» Work to complete: When you come to a picture, pass over it, and set down the entries below exactly.
↓↓↓
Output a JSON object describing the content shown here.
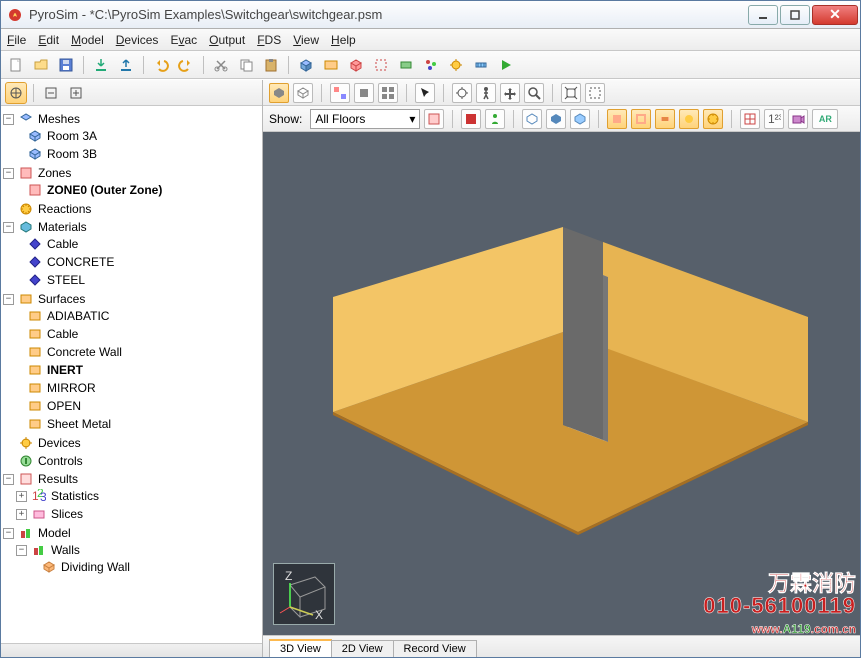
{
  "window": {
    "title": "PyroSim - *C:\\PyroSim Examples\\Switchgear\\switchgear.psm"
  },
  "menu": {
    "file": "File",
    "edit": "Edit",
    "model": "Model",
    "devices": "Devices",
    "evac": "Evac",
    "output": "Output",
    "fds": "FDS",
    "view": "View",
    "help": "Help"
  },
  "leftpane": {
    "show_label": "Show:",
    "floors": "All Floors"
  },
  "tree": {
    "meshes": "Meshes",
    "room3a": "Room 3A",
    "room3b": "Room 3B",
    "zones": "Zones",
    "zone0": "ZONE0 (Outer Zone)",
    "reactions": "Reactions",
    "materials": "Materials",
    "cable": "Cable",
    "concrete": "CONCRETE",
    "steel": "STEEL",
    "surfaces": "Surfaces",
    "adiabatic": "ADIABATIC",
    "cable2": "Cable",
    "concretewall": "Concrete Wall",
    "inert": "INERT",
    "mirror": "MIRROR",
    "open": "OPEN",
    "sheetmetal": "Sheet Metal",
    "devices": "Devices",
    "controls": "Controls",
    "results": "Results",
    "statistics": "Statistics",
    "slices": "Slices",
    "modelnode": "Model",
    "walls": "Walls",
    "divwall": "Dividing Wall"
  },
  "tabs": {
    "t3d": "3D View",
    "t2d": "2D View",
    "trec": "Record View"
  },
  "gizmo": {
    "x": "X",
    "z": "Z"
  },
  "watermark": {
    "line1": "万霖消防",
    "line2": "010-56100119",
    "line3a": "www.",
    "line3b": "A119",
    ".line3c": ".com.cn",
    "line3c": ".com.cn"
  },
  "ar_label": "AR"
}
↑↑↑
» Task result:
Output a JSON object describing the content shown here.
{
  "window": {
    "title": "PyroSim - *C:\\PyroSim Examples\\Switchgear\\switchgear.psm"
  },
  "menu": {
    "file": "File",
    "edit": "Edit",
    "model": "Model",
    "devices": "Devices",
    "evac": "Evac",
    "output": "Output",
    "fds": "FDS",
    "view": "View",
    "help": "Help"
  },
  "leftpane": {
    "show_label": "Show:",
    "floors": "All Floors"
  },
  "tree": {
    "meshes": "Meshes",
    "room3a": "Room 3A",
    "room3b": "Room 3B",
    "zones": "Zones",
    "zone0": "ZONE0 (Outer Zone)",
    "reactions": "Reactions",
    "materials": "Materials",
    "cable": "Cable",
    "concrete": "CONCRETE",
    "steel": "STEEL",
    "surfaces": "Surfaces",
    "adiabatic": "ADIABATIC",
    "cable2": "Cable",
    "concretewall": "Concrete Wall",
    "inert": "INERT",
    "mirror": "MIRROR",
    "open": "OPEN",
    "sheetmetal": "Sheet Metal",
    "devices": "Devices",
    "controls": "Controls",
    "results": "Results",
    "statistics": "Statistics",
    "slices": "Slices",
    "modelnode": "Model",
    "walls": "Walls",
    "divwall": "Dividing Wall"
  },
  "tabs": {
    "t3d": "3D View",
    "t2d": "2D View",
    "trec": "Record View"
  },
  "gizmo": {
    "x": "X",
    "z": "Z"
  },
  "watermark": {
    "line1": "万霖消防",
    "line2": "010-56100119",
    "line3a": "www.",
    "line3b": "A119",
    ".line3c": ".com.cn",
    "line3c": ".com.cn"
  },
  "ar_label": "AR"
}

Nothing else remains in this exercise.